═══ Exercise inputs
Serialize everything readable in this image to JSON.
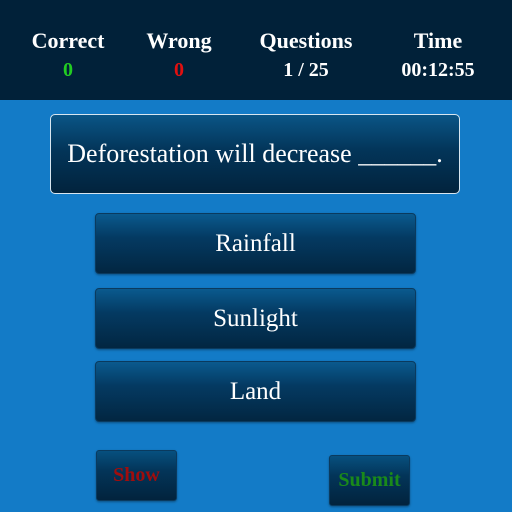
{
  "stats": {
    "correct": {
      "label": "Correct",
      "value": "0"
    },
    "wrong": {
      "label": "Wrong",
      "value": "0"
    },
    "questions": {
      "label": "Questions",
      "value": "1 / 25"
    },
    "time": {
      "label": "Time",
      "value": "00:12:55"
    }
  },
  "question": {
    "text": "Deforestation will decrease ______."
  },
  "options": [
    {
      "label": "Rainfall"
    },
    {
      "label": "Sunlight"
    },
    {
      "label": "Land"
    }
  ],
  "actions": {
    "show_label": "Show",
    "submit_label": "Submit"
  },
  "colors": {
    "background": "#137bc7",
    "header": "#012139",
    "correct": "#22cc22",
    "wrong": "#e01010",
    "show_text": "#a00d0d",
    "submit_text": "#1a8a1a"
  }
}
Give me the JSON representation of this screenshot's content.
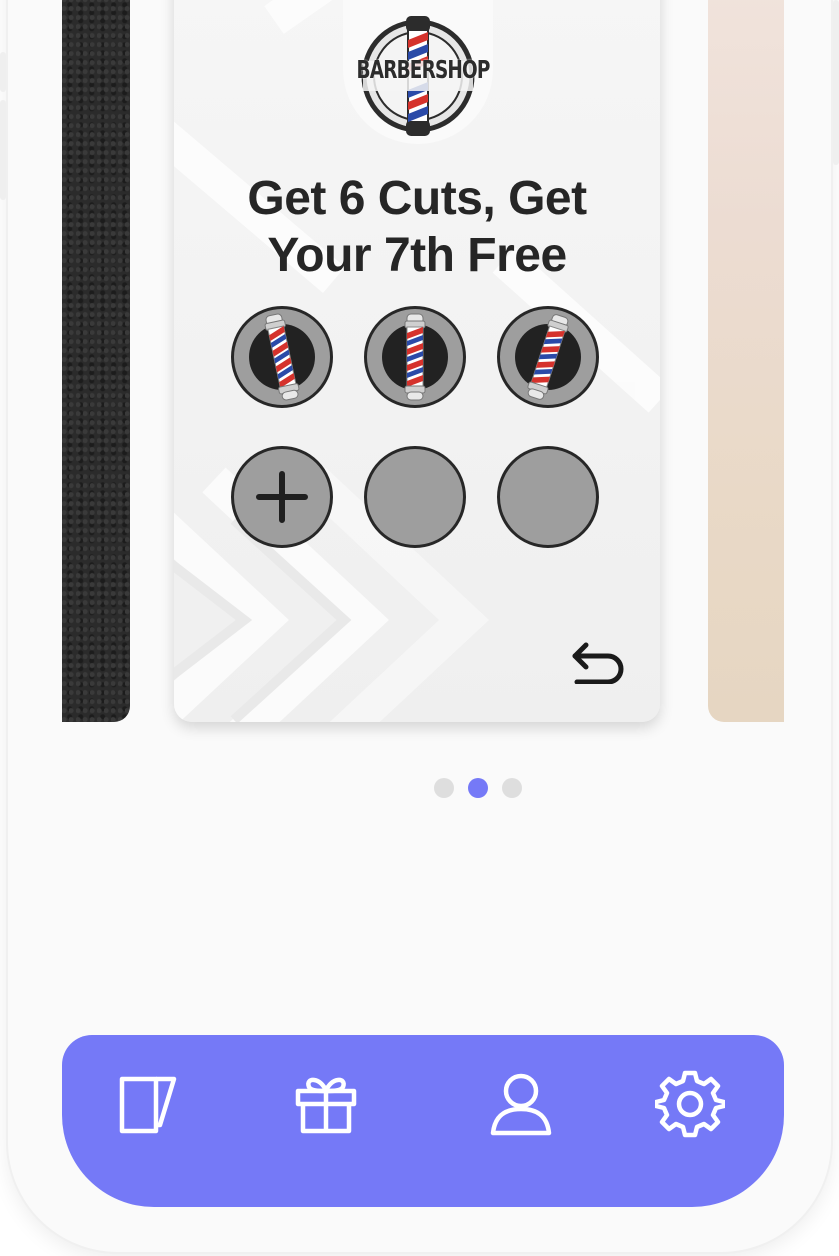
{
  "card": {
    "logo_text": "BARBERSHOP",
    "title_line1": "Get 6 Cuts, Get",
    "title_line2": "Your 7th Free",
    "stamps_total": 6,
    "stamps_filled": 3
  },
  "icons": {
    "add_stamp": "plus-icon",
    "flip": "undo-arrow-icon",
    "nav": [
      "cards-icon",
      "gift-icon",
      "user-icon",
      "gear-icon"
    ]
  },
  "pagination": {
    "count": 3,
    "active_index": 1
  },
  "colors": {
    "accent": "#7579f7",
    "dot_active": "#7579f7",
    "dot_inactive": "#dedede",
    "stamp_fill": "#9e9e9e",
    "stamp_border": "#272727",
    "title": "#262626"
  }
}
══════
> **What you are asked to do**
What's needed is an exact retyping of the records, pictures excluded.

> **Answer to this problem**
Serialize everything readable in this image to JSON.
{
  "stats": {
    "correct": {
      "label": "Correct",
      "value": "0"
    },
    "wrong": {
      "label": "Wrong",
      "value": "0"
    },
    "questions": {
      "label": "Questions",
      "value": "1 / 25"
    },
    "time": {
      "label": "Time",
      "value": "00:12:55"
    }
  },
  "question": {
    "text": "Deforestation will decrease ______."
  },
  "options": [
    {
      "label": "Rainfall"
    },
    {
      "label": "Sunlight"
    },
    {
      "label": "Land"
    }
  ],
  "actions": {
    "show_label": "Show",
    "submit_label": "Submit"
  },
  "colors": {
    "background": "#137bc7",
    "header": "#012139",
    "correct": "#22cc22",
    "wrong": "#e01010",
    "show_text": "#a00d0d",
    "submit_text": "#1a8a1a"
  }
}
Give me the JSON representation of this screenshot's content.
{
  "card": {
    "logo_text": "BARBERSHOP",
    "title_line1": "Get 6 Cuts, Get",
    "title_line2": "Your 7th Free",
    "stamps_total": 6,
    "stamps_filled": 3
  },
  "icons": {
    "add_stamp": "plus-icon",
    "flip": "undo-arrow-icon",
    "nav": [
      "cards-icon",
      "gift-icon",
      "user-icon",
      "gear-icon"
    ]
  },
  "pagination": {
    "count": 3,
    "active_index": 1
  },
  "colors": {
    "accent": "#7579f7",
    "dot_active": "#7579f7",
    "dot_inactive": "#dedede",
    "stamp_fill": "#9e9e9e",
    "stamp_border": "#272727",
    "title": "#262626"
  }
}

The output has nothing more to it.